[Excerpts from an interface dataset]
+++++

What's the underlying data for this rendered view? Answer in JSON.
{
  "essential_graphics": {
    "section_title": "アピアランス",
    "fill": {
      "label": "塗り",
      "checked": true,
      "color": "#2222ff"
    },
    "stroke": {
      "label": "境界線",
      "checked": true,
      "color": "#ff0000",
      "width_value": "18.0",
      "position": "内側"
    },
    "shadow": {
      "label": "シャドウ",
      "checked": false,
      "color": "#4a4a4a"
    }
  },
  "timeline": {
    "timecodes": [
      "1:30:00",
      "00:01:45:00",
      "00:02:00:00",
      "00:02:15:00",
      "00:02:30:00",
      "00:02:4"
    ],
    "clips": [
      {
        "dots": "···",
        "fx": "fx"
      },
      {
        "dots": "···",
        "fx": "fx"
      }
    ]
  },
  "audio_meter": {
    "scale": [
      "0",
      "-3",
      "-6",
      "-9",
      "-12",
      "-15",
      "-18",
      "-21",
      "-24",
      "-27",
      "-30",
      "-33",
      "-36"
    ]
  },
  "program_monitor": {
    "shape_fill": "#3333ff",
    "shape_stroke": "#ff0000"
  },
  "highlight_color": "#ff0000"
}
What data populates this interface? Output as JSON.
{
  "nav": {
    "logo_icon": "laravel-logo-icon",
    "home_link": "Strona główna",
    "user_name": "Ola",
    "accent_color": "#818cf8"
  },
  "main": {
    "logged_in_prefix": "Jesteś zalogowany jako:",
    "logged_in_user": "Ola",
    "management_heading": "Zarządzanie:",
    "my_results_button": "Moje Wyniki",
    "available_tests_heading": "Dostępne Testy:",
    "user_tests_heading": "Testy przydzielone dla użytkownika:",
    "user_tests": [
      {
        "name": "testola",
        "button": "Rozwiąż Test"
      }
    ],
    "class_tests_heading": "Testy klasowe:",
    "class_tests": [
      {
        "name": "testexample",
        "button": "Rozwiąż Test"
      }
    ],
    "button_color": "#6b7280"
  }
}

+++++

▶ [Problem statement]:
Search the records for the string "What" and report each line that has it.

▶ [The completed task]:
What's the underlying data for this rendered view? Answer in JSON.
What data populates this interface? Output as JSON.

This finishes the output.